In other ways, however, the institutional differences between the archives—and even the thematic differences between the plays themselves—are relatively superficial. Both sides preached the virtues of racial tolerance, women’s rights, and civil society. Both sides also decried the Nazis’ moral depravities, often in similar ways. Above all, Germans on both sides frequently watched each other’s programs. Television transcended the border more readily than almost any other medium, and served as a reminder of the various German states’ and regions’ underlying similarities.

This brings me back to our journey through Germany. Sun or rain, summer or winter, oak trees exist on both sides of the old border, and they always have. Frankfurt, too, though different from Berlin in some ways, is really not all that different. This picture of the Frankfurt train station, taken several months after our rain-soaked introduction to the city, neatly demonstrates this. The sun was shining and someone was playing a street instrument. And I’m pretty sure you can smell döner kebabs when you stand on platform 8.


New from Berghahn Books!

A DRAMATIC REINVENTION
German Television and Moral Renewal after National Socialism, 1956–1970
Stewart Anderson

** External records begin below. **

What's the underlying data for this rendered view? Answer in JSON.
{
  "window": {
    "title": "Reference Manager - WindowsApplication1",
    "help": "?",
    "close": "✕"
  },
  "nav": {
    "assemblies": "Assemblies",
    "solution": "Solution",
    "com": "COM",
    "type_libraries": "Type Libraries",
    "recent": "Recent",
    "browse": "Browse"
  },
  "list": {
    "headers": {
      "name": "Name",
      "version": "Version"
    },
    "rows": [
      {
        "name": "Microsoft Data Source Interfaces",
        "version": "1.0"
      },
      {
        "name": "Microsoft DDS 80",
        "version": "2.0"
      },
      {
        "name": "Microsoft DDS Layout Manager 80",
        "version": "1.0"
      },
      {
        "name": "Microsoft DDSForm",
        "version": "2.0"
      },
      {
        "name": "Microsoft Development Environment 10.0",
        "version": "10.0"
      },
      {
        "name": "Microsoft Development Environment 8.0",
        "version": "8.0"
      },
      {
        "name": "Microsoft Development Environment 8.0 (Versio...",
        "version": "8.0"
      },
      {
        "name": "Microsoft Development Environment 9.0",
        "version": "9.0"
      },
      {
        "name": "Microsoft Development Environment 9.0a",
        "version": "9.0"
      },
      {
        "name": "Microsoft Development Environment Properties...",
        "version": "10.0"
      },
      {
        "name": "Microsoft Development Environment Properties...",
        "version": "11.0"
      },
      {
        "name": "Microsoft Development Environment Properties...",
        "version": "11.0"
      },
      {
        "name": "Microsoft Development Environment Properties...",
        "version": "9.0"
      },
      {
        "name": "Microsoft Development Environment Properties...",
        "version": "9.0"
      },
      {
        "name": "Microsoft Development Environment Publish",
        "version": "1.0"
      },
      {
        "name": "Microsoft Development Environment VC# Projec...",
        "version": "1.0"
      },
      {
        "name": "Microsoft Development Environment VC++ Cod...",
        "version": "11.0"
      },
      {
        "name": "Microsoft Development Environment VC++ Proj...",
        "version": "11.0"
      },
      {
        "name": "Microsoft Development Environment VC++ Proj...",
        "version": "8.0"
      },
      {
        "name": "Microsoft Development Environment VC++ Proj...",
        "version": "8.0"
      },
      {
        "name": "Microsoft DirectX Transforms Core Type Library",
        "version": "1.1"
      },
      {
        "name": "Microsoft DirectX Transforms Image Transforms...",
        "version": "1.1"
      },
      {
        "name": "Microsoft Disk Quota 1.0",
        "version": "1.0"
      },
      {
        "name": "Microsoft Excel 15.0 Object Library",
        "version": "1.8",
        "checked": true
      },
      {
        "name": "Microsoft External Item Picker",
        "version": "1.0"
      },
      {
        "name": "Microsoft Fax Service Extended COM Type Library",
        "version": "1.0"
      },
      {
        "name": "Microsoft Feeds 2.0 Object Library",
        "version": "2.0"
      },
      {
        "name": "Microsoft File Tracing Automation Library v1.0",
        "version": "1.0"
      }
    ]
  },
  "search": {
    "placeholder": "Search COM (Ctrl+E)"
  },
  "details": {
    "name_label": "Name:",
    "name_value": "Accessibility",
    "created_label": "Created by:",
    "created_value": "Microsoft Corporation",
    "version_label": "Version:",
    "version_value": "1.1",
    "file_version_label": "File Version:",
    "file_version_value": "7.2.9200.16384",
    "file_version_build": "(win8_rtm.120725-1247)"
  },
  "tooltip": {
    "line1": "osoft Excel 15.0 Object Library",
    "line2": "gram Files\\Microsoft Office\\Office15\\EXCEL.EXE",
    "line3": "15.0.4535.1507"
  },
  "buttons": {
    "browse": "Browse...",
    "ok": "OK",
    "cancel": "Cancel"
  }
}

Following World War II, Germany was faced not only with the practical tasks of reconstruction and denazification, but also with the longer-term mission of morally “re-civilizing” its citizens—a goal that persisted through the nation’s 1949 split. One of the most important mediums for effecting reeducation was television, whose strengths were particularly evident in the thousands of television plays that were broadcast in both Germanys in the 1950s and 1960s. This book shows how TV dramas transcended state boundaries and—notwithstanding the ideological differences between East and West—addressed shared issues and themes, helping to ease viewers into confronting uncomfortable moral topics.

Read Introduction